▶ Task requirements: Reply with one number: the count of lines in the listing that contain the string "meta".

▶ Data for analysis:

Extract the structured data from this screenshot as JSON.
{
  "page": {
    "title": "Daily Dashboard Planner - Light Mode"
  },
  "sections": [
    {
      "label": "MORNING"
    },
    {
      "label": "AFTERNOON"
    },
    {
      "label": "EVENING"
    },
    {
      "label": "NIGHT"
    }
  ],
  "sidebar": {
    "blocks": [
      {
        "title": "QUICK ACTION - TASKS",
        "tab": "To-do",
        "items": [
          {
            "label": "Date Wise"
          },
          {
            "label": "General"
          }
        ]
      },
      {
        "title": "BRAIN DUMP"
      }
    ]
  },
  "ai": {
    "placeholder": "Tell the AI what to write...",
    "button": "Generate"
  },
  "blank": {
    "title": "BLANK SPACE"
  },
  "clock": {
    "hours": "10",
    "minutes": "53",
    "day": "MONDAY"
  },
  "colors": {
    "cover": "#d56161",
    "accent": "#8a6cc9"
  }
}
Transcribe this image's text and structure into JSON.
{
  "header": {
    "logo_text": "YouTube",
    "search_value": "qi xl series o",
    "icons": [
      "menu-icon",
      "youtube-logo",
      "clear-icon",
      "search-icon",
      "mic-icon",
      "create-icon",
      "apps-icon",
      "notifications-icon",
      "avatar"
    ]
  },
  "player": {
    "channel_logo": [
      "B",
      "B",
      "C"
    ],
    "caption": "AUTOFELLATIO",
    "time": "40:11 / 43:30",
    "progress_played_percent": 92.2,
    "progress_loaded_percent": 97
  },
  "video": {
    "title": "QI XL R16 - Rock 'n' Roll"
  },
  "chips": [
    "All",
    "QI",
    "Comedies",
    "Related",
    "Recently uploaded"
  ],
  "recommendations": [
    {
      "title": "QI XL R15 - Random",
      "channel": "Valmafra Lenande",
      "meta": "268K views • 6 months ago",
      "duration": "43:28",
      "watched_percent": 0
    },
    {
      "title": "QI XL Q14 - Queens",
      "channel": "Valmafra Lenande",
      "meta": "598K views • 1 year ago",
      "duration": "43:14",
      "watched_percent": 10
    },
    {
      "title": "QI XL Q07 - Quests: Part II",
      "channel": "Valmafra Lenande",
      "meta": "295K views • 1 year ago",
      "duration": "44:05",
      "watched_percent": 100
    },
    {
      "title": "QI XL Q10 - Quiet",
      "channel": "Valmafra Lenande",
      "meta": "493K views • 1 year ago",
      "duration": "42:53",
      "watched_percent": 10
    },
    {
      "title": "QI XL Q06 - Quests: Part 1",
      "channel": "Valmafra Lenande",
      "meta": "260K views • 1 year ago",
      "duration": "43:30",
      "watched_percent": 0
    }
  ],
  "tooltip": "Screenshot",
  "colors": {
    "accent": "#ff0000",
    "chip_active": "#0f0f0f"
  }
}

▶ Answer box: 5